A man who worked as a machine operator for many years has won compensation after suffering damage to his hearing.
Oswald Grant, from Pudsey in West Yorkshire, began working at Yorkshire Imperial Metals (YIM) in 1963. He initially worked as a pump operator before going on to become a crane driver. He was regularly exposed to high levels of workplace noise from machinery being operated in the areas where the cranes were used. It was often so loud that he and his colleagues could only communicate by shouting or using hand gestures.
Despite the risks posed by excessive noise in the workplace, he had worked for YIM for some time before he and his colleagues were provided with ear protection.
In recent years Mr Grant, now 73, has found that his hearing has begun to deteriorate. He now has to watch television with the volume turned up, and finds it difficult to hear what people are saying to him if there is any background noise.
He also suffers from tinnitus, a ringing or buzzing in the ears which is a common consequence of noise-induced hearing loss.
Mr Grant commenced a claim for compensation for the damage to his hearing and has succeeded in obtaining a settlement of £6,000.
The standards applicable for permissible noise levels in the workplace have been tightened over the years. Employers now have a clear duty to comply with the standards for control of exposure to noise laid down by the Control of Noise at Work Regulations 2005 and to assess and control the risks of environmental noise that cannot be eliminated.
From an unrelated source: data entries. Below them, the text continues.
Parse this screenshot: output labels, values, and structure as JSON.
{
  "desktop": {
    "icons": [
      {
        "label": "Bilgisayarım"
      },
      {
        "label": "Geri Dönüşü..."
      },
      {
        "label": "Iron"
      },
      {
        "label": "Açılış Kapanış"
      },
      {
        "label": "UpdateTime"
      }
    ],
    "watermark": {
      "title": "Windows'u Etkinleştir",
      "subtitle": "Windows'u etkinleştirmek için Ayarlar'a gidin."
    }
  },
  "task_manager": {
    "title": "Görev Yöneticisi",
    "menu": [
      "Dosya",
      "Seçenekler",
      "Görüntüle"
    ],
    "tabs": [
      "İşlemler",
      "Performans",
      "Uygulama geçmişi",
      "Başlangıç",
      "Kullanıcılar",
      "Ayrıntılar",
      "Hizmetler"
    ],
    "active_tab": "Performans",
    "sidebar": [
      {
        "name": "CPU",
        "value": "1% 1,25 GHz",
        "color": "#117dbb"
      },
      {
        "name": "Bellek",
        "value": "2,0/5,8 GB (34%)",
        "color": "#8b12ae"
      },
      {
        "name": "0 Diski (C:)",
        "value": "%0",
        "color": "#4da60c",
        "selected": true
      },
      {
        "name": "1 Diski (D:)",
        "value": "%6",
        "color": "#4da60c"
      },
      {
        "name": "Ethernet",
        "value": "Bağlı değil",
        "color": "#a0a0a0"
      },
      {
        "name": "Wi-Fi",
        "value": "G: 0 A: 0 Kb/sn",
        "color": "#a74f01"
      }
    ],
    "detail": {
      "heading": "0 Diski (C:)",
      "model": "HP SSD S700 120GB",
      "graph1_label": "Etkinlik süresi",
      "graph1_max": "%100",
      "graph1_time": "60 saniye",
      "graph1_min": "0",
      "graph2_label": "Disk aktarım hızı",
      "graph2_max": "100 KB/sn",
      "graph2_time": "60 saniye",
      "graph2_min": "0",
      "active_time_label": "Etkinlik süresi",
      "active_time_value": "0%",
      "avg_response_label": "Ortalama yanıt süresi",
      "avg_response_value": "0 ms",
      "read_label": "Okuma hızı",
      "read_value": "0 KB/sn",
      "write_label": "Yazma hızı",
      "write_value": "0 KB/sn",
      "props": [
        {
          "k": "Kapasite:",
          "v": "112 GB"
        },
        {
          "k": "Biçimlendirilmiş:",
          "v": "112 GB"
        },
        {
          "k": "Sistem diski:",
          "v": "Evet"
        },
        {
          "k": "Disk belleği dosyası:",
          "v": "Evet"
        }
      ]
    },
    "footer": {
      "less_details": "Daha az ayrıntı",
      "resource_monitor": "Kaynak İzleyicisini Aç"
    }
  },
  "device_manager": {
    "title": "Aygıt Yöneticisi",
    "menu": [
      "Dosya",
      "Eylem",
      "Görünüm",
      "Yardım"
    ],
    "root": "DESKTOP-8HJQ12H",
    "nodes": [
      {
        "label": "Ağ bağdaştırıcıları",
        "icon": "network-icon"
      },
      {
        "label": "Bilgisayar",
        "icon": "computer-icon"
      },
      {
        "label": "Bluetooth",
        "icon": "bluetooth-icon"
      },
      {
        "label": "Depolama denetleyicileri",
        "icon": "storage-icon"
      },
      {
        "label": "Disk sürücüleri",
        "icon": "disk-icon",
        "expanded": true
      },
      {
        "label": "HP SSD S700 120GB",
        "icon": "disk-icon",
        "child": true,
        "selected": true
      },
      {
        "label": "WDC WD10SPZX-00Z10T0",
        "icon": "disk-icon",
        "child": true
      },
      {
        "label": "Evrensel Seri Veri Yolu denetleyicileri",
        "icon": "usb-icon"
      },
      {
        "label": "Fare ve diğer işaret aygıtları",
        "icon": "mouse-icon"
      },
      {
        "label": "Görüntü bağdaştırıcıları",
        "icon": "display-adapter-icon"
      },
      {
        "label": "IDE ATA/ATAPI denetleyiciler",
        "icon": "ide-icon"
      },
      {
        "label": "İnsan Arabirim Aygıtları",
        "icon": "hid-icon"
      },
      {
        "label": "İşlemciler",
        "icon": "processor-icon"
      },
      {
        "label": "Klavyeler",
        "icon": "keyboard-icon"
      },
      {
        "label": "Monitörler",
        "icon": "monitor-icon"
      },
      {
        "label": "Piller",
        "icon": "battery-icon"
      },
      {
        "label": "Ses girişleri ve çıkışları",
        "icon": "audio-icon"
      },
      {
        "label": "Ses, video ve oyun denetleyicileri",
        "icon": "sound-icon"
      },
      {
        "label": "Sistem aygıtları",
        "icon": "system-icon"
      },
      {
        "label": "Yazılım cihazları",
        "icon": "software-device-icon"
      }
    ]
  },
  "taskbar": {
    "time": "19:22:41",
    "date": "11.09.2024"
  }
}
Employees who are likely to be exposed to noise must be provided with information and training on the attendant risks and informed of the steps that can be taken to minimise them.